*Problem statement*. Below are records; output all of them exactly.

Saved data entries:

##########

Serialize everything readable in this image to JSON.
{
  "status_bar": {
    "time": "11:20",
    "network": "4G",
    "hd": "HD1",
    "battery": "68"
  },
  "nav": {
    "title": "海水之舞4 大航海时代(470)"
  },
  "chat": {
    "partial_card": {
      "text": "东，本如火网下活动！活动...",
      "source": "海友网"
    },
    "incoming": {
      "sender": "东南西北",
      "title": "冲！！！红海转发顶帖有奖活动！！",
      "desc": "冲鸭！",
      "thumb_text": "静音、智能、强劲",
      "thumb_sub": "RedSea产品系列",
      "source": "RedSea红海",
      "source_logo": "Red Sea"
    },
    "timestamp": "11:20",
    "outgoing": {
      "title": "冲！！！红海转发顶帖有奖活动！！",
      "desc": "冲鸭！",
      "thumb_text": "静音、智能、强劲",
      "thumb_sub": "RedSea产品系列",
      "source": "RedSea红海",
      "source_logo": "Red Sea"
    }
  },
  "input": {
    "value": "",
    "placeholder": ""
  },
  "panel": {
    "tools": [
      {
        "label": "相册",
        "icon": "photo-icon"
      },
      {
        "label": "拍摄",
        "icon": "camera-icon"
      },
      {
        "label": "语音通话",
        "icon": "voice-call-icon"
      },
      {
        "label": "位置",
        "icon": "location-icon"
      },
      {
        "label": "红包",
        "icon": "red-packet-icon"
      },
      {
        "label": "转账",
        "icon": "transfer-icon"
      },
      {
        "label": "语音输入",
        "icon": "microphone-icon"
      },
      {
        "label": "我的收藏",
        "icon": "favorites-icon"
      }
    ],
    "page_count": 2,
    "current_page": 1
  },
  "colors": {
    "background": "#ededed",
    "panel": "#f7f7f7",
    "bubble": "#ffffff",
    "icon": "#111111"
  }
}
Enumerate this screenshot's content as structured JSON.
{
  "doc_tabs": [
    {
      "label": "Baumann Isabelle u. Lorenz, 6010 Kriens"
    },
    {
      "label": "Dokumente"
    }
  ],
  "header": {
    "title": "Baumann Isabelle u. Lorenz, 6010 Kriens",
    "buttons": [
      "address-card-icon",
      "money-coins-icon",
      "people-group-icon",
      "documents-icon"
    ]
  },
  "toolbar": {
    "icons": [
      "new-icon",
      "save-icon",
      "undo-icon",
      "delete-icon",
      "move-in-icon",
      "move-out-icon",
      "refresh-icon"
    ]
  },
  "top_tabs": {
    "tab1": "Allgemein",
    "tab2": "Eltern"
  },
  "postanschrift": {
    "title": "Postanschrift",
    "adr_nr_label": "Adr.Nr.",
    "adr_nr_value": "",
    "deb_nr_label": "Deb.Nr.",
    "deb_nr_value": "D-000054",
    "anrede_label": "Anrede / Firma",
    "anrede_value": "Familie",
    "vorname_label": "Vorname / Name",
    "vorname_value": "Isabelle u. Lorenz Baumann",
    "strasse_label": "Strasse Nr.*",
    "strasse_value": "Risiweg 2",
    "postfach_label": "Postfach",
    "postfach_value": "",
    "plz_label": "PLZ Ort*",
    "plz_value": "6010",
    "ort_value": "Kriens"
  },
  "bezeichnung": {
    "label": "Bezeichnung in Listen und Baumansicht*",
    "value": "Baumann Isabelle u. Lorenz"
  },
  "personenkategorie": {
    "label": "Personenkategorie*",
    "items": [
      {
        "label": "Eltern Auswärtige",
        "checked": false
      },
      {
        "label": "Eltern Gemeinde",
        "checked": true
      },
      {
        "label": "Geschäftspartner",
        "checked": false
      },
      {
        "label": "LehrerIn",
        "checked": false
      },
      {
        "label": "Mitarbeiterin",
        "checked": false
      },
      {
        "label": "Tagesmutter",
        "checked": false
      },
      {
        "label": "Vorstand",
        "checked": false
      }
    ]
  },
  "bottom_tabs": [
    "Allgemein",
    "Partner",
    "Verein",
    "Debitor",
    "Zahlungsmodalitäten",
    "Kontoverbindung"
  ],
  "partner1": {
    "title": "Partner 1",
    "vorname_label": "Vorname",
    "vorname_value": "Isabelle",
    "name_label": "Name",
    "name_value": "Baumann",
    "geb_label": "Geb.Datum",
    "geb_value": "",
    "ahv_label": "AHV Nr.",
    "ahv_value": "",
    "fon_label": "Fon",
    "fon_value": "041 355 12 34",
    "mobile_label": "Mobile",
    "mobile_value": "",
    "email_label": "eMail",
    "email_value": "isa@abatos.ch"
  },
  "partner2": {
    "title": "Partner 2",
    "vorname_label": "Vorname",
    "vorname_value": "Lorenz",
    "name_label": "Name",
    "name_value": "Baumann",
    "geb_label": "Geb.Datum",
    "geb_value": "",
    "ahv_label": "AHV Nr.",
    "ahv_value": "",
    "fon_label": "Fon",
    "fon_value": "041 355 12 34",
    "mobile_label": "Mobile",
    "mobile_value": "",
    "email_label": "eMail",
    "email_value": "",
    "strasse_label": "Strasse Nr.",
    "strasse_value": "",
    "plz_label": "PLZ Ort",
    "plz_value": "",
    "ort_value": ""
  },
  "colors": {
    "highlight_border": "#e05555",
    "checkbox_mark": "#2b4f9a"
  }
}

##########

*Exercise answer*.
Serialize everything readable in this image to JSON.
{
  "status_bar": {
    "time": "11:20",
    "network": "4G",
    "hd": "HD1",
    "battery": "68"
  },
  "nav": {
    "title": "海水之舞4 大航海时代(470)"
  },
  "chat": {
    "partial_card": {
      "text": "东，本如火网下活动！活动...",
      "source": "海友网"
    },
    "incoming": {
      "sender": "东南西北",
      "title": "冲！！！红海转发顶帖有奖活动！！",
      "desc": "冲鸭！",
      "thumb_text": "静音、智能、强劲",
      "thumb_sub": "RedSea产品系列",
      "source": "RedSea红海",
      "source_logo": "Red Sea"
    },
    "timestamp": "11:20",
    "outgoing": {
      "title": "冲！！！红海转发顶帖有奖活动！！",
      "desc": "冲鸭！",
      "thumb_text": "静音、智能、强劲",
      "thumb_sub": "RedSea产品系列",
      "source": "RedSea红海",
      "source_logo": "Red Sea"
    }
  },
  "input": {
    "value": "",
    "placeholder": ""
  },
  "panel": {
    "tools": [
      {
        "label": "相册",
        "icon": "photo-icon"
      },
      {
        "label": "拍摄",
        "icon": "camera-icon"
      },
      {
        "label": "语音通话",
        "icon": "voice-call-icon"
      },
      {
        "label": "位置",
        "icon": "location-icon"
      },
      {
        "label": "红包",
        "icon": "red-packet-icon"
      },
      {
        "label": "转账",
        "icon": "transfer-icon"
      },
      {
        "label": "语音输入",
        "icon": "microphone-icon"
      },
      {
        "label": "我的收藏",
        "icon": "favorites-icon"
      }
    ],
    "page_count": 2,
    "current_page": 1
  },
  "colors": {
    "background": "#ededed",
    "panel": "#f7f7f7",
    "bubble": "#ffffff",
    "icon": "#111111"
  }
}
Enumerate this screenshot's content as structured JSON.
{
  "doc_tabs": [
    {
      "label": "Baumann Isabelle u. Lorenz, 6010 Kriens"
    },
    {
      "label": "Dokumente"
    }
  ],
  "header": {
    "title": "Baumann Isabelle u. Lorenz, 6010 Kriens",
    "buttons": [
      "address-card-icon",
      "money-coins-icon",
      "people-group-icon",
      "documents-icon"
    ]
  },
  "toolbar": {
    "icons": [
      "new-icon",
      "save-icon",
      "undo-icon",
      "delete-icon",
      "move-in-icon",
      "move-out-icon",
      "refresh-icon"
    ]
  },
  "top_tabs": {
    "tab1": "Allgemein",
    "tab2": "Eltern"
  },
  "postanschrift": {
    "title": "Postanschrift",
    "adr_nr_label": "Adr.Nr.",
    "adr_nr_value": "",
    "deb_nr_label": "Deb.Nr.",
    "deb_nr_value": "D-000054",
    "anrede_label": "Anrede / Firma",
    "anrede_value": "Familie",
    "vorname_label": "Vorname / Name",
    "vorname_value": "Isabelle u. Lorenz Baumann",
    "strasse_label": "Strasse Nr.*",
    "strasse_value": "Risiweg 2",
    "postfach_label": "Postfach",
    "postfach_value": "",
    "plz_label": "PLZ Ort*",
    "plz_value": "6010",
    "ort_value": "Kriens"
  },
  "bezeichnung": {
    "label": "Bezeichnung in Listen und Baumansicht*",
    "value": "Baumann Isabelle u. Lorenz"
  },
  "personenkategorie": {
    "label": "Personenkategorie*",
    "items": [
      {
        "label": "Eltern Auswärtige",
        "checked": false
      },
      {
        "label": "Eltern Gemeinde",
        "checked": true
      },
      {
        "label": "Geschäftspartner",
        "checked": false
      },
      {
        "label": "LehrerIn",
        "checked": false
      },
      {
        "label": "Mitarbeiterin",
        "checked": false
      },
      {
        "label": "Tagesmutter",
        "checked": false
      },
      {
        "label": "Vorstand",
        "checked": false
      }
    ]
  },
  "bottom_tabs": [
    "Allgemein",
    "Partner",
    "Verein",
    "Debitor",
    "Zahlungsmodalitäten",
    "Kontoverbindung"
  ],
  "partner1": {
    "title": "Partner 1",
    "vorname_label": "Vorname",
    "vorname_value": "Isabelle",
    "name_label": "Name",
    "name_value": "Baumann",
    "geb_label": "Geb.Datum",
    "geb_value": "",
    "ahv_label": "AHV Nr.",
    "ahv_value": "",
    "fon_label": "Fon",
    "fon_value": "041 355 12 34",
    "mobile_label": "Mobile",
    "mobile_value": "",
    "email_label": "eMail",
    "email_value": "isa@abatos.ch"
  },
  "partner2": {
    "title": "Partner 2",
    "vorname_label": "Vorname",
    "vorname_value": "Lorenz",
    "name_label": "Name",
    "name_value": "Baumann",
    "geb_label": "Geb.Datum",
    "geb_value": "",
    "ahv_label": "AHV Nr.",
    "ahv_value": "",
    "fon_label": "Fon",
    "fon_value": "041 355 12 34",
    "mobile_label": "Mobile",
    "mobile_value": "",
    "email_label": "eMail",
    "email_value": "",
    "strasse_label": "Strasse Nr.",
    "strasse_value": "",
    "plz_label": "PLZ Ort",
    "plz_value": "",
    "ort_value": ""
  },
  "colors": {
    "highlight_border": "#e05555",
    "checkbox_mark": "#2b4f9a"
  }
}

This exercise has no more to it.